[DATASET EXCERPTS — start]

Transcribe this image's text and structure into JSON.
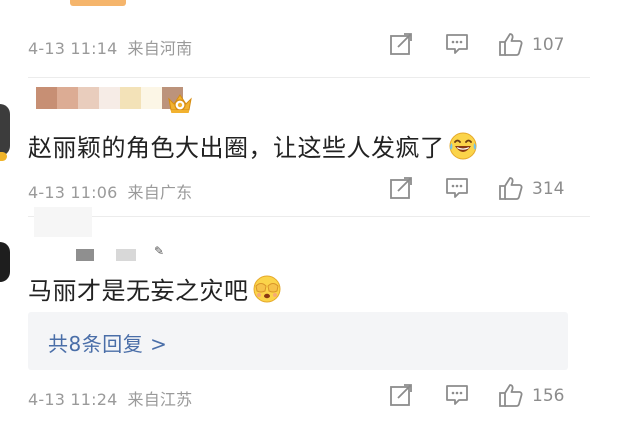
{
  "colors": {
    "meta_text": "#9a9a9a",
    "comment_text": "#222222",
    "replies_link": "#4a6ea8",
    "replies_bg": "#f4f5f7",
    "top_accent": "#f5b56c"
  },
  "icons": {
    "share": "share-icon",
    "comment": "comment-icon",
    "like": "thumb-up-icon",
    "vip_badge": "crown-icon",
    "laugh_emoji": "laugh-tears-emoji",
    "cover_face_emoji": "cover-face-emoji"
  },
  "comments": [
    {
      "time": "4-13 11:14",
      "location": "来自河南",
      "likes": "107"
    },
    {
      "text": "赵丽颖的角色大出圈，让这些人发疯了",
      "time": "4-13 11:06",
      "location": "来自广东",
      "likes": "314"
    },
    {
      "text": "马丽才是无妄之灾吧",
      "replies_label": "共8条回复 >",
      "time": "4-13 11:24",
      "location": "来自江苏",
      "likes": "156"
    }
  ]
}
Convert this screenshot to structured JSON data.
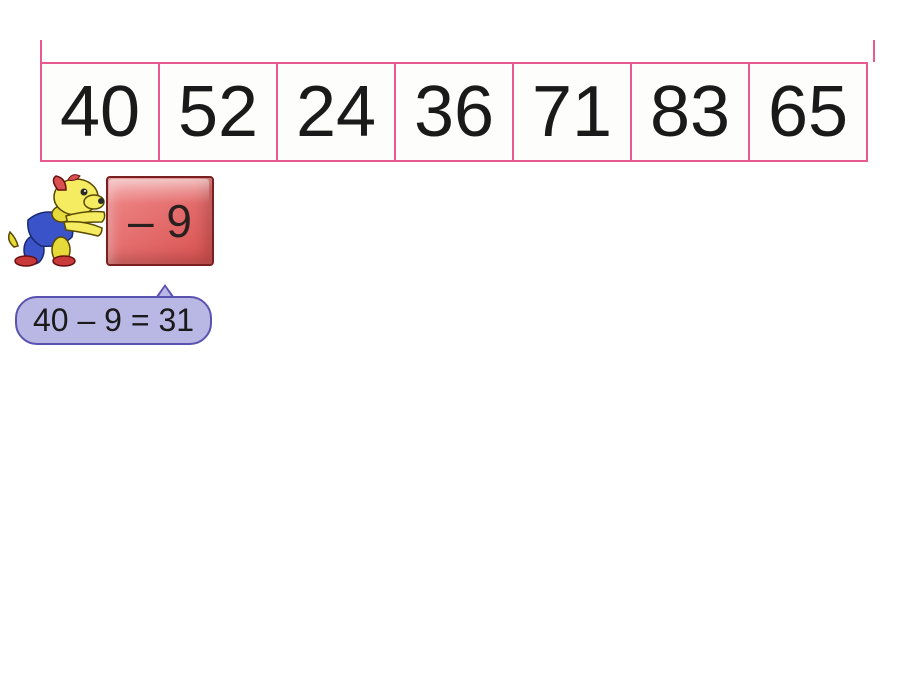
{
  "number_row": {
    "cells": [
      "40",
      "52",
      "24",
      "36",
      "71",
      "83",
      "65"
    ]
  },
  "operator_cube": {
    "label": "– 9"
  },
  "equation": {
    "text": "40 – 9 = 31"
  },
  "character": {
    "name": "cartoon-dog"
  },
  "colors": {
    "cell_border": "#e85a8f",
    "cube_fill": "#e06a6a",
    "bubble_fill": "#b9b7e4",
    "bubble_border": "#5a52b0"
  }
}
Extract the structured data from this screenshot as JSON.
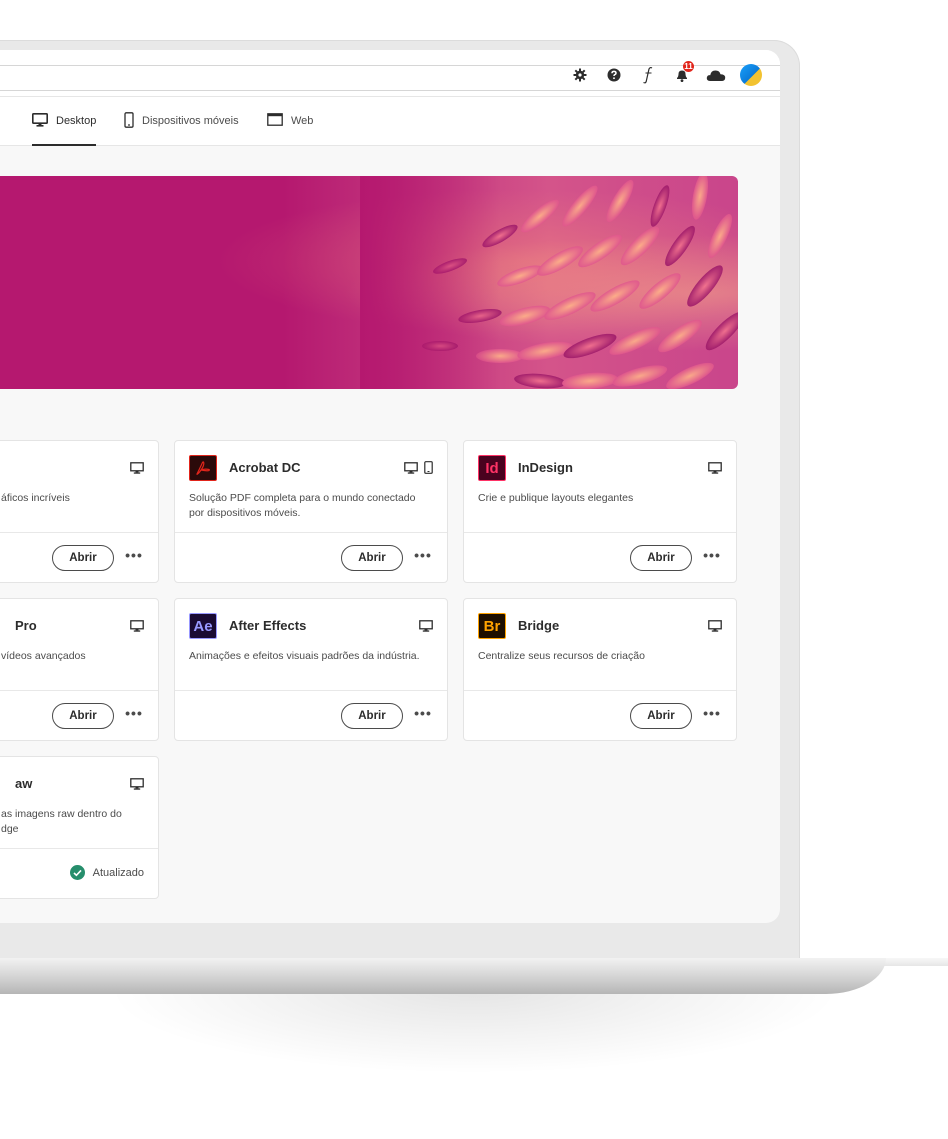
{
  "tabs": [
    {
      "label": "Desktop",
      "icon": "desktop-icon",
      "active": true
    },
    {
      "label": "Dispositivos móveis",
      "icon": "mobile-device-icon"
    },
    {
      "label": "Web",
      "icon": "browser-window-icon"
    }
  ],
  "topbar": {
    "icons": [
      "gear-icon",
      "help-icon",
      "fonts-icon",
      "notifications-icon",
      "cloud-icon",
      "avatar"
    ],
    "notification_count": "11"
  },
  "cards": [
    {
      "name": "",
      "desc": "áficos incríveis",
      "button": "Abrir",
      "more": "•••",
      "platforms": [
        "desktop"
      ]
    },
    {
      "name": "Acrobat DC",
      "logo_text": "",
      "logo_icon": "acrobat-icon",
      "desc": "Solução PDF completa para o mundo conectado por dispositivos móveis.",
      "button": "Abrir",
      "more": "•••",
      "platforms": [
        "desktop",
        "mobile"
      ]
    },
    {
      "name": "InDesign",
      "logo_text": "Id",
      "desc": "Crie e publique layouts elegantes",
      "button": "Abrir",
      "more": "•••",
      "platforms": [
        "desktop"
      ]
    },
    {
      "name": "Pro",
      "desc": "vídeos avançados",
      "button": "Abrir",
      "more": "•••",
      "platforms": [
        "desktop"
      ]
    },
    {
      "name": "After Effects",
      "logo_text": "Ae",
      "desc": "Animações e efeitos visuais padrões da indústria.",
      "button": "Abrir",
      "more": "•••",
      "platforms": [
        "desktop"
      ]
    },
    {
      "name": "Bridge",
      "logo_text": "Br",
      "desc": "Centralize seus recursos de criação",
      "button": "Abrir",
      "more": "•••",
      "platforms": [
        "desktop"
      ]
    },
    {
      "name": "aw",
      "desc": "as imagens raw dentro do\ndge",
      "status": "Atualizado",
      "platforms": [
        "desktop"
      ]
    }
  ],
  "colors": {
    "banner_magenta": "#b5186f",
    "acrobat_bg": "#2b0a0a",
    "acrobat_border": "#e1251b",
    "indesign_bg": "#49021f",
    "indesign_accent": "#ff3366",
    "aftereffects_bg": "#1a0b33",
    "aftereffects_accent": "#9999ff",
    "bridge_bg": "#1e0f00",
    "bridge_accent": "#ffa300",
    "status_green": "#268e6c"
  }
}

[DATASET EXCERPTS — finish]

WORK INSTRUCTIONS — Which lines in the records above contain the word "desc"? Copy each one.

RESULT —
      "desc": "áficos incríveis",
      "desc": "Solução PDF completa para o mundo conectado por dispositivos móveis.",
      "desc": "Crie e publique layouts elegantes",
      "desc": "vídeos avançados",
      "desc": "Animações e efeitos visuais padrões da indústria.",
      "desc": "Centralize seus recursos de criação",
      "desc": "as imagens raw dentro do\ndge",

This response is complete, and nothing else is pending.